The problem.
Out of the lines below, please list those that hold the string "true".

::::

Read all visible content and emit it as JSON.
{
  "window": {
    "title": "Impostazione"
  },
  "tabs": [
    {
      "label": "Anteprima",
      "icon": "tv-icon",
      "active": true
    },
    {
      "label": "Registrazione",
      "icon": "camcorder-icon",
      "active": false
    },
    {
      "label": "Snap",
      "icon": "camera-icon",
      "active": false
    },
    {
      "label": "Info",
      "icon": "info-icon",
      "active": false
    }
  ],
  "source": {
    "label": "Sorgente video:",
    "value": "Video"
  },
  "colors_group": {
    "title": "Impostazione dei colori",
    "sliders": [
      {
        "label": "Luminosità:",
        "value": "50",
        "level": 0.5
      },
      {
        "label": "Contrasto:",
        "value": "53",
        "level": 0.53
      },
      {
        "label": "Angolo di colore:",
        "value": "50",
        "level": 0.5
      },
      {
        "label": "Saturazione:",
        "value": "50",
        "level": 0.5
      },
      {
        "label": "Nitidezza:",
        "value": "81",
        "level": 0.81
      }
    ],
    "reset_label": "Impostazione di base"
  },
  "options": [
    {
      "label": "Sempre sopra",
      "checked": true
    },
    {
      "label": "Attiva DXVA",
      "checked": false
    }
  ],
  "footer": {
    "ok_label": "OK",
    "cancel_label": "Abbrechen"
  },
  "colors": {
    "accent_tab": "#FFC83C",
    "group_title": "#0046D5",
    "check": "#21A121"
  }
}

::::

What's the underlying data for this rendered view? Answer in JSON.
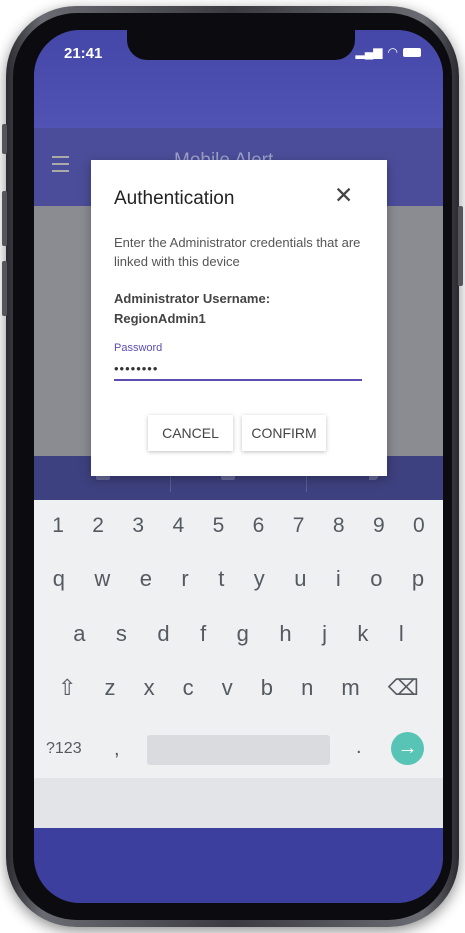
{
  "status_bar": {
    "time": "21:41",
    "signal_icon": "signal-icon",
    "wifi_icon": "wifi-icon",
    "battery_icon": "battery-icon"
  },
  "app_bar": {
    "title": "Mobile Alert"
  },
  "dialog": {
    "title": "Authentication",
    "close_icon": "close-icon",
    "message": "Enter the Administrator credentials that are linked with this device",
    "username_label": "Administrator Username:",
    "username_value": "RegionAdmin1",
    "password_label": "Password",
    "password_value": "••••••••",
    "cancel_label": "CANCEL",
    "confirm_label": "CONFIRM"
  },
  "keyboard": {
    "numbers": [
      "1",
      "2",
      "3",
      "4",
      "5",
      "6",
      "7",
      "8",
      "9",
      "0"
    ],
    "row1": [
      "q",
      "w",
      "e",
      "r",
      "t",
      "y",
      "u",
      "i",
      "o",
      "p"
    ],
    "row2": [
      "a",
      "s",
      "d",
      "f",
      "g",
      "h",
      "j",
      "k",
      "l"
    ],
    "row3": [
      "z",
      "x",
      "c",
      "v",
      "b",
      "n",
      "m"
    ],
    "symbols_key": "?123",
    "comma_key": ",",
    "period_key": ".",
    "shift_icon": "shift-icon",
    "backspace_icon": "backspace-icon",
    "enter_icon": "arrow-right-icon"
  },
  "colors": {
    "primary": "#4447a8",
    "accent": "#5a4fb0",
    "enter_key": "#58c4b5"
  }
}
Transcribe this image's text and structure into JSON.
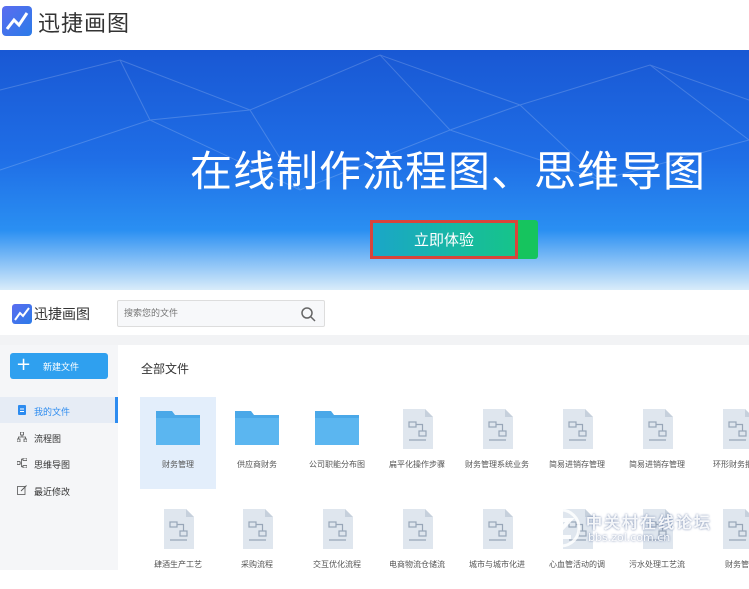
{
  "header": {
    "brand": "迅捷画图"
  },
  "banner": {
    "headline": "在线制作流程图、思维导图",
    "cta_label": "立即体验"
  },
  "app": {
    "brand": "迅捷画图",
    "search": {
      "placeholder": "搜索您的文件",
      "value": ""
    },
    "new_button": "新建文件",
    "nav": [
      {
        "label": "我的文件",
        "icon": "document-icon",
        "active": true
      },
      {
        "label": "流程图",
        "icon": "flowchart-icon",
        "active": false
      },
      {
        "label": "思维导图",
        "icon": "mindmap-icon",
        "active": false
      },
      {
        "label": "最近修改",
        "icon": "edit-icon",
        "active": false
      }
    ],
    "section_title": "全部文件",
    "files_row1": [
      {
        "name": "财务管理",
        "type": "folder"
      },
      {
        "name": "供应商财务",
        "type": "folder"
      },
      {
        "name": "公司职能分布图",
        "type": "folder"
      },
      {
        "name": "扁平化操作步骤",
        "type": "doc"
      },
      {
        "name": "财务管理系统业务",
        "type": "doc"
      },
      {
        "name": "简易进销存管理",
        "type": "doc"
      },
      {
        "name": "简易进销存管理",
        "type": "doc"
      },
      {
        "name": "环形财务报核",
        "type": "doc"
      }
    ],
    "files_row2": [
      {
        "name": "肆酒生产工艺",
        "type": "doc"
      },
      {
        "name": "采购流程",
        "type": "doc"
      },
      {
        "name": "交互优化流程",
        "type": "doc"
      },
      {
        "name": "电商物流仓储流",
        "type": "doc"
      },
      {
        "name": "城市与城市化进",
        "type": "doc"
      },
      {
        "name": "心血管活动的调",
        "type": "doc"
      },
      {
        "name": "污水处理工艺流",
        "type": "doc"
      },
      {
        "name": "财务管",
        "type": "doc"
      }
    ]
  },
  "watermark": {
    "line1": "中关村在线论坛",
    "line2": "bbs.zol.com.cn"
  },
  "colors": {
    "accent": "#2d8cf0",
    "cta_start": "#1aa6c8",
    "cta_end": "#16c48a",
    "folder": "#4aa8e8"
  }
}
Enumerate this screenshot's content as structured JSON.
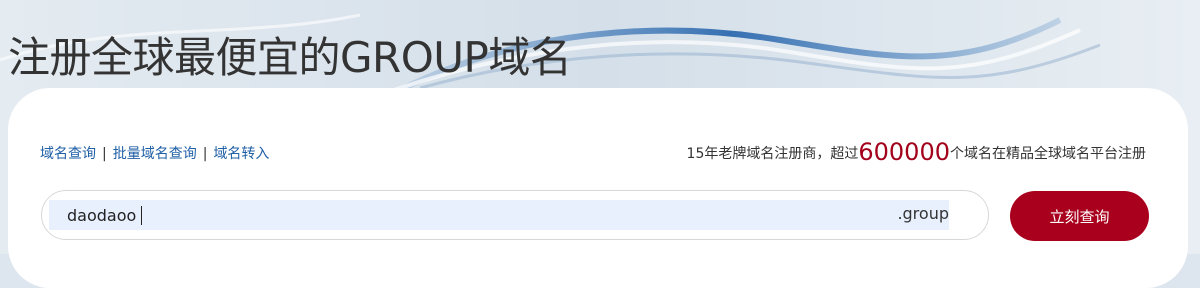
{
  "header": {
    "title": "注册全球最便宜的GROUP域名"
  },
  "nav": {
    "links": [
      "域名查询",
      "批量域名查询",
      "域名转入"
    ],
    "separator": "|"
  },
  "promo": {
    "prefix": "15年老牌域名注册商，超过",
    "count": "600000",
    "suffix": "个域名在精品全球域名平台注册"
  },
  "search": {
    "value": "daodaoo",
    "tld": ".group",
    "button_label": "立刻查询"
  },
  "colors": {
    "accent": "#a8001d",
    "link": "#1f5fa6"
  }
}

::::

Result for this exercise.
      "active": true
      "checked": true
        "active": true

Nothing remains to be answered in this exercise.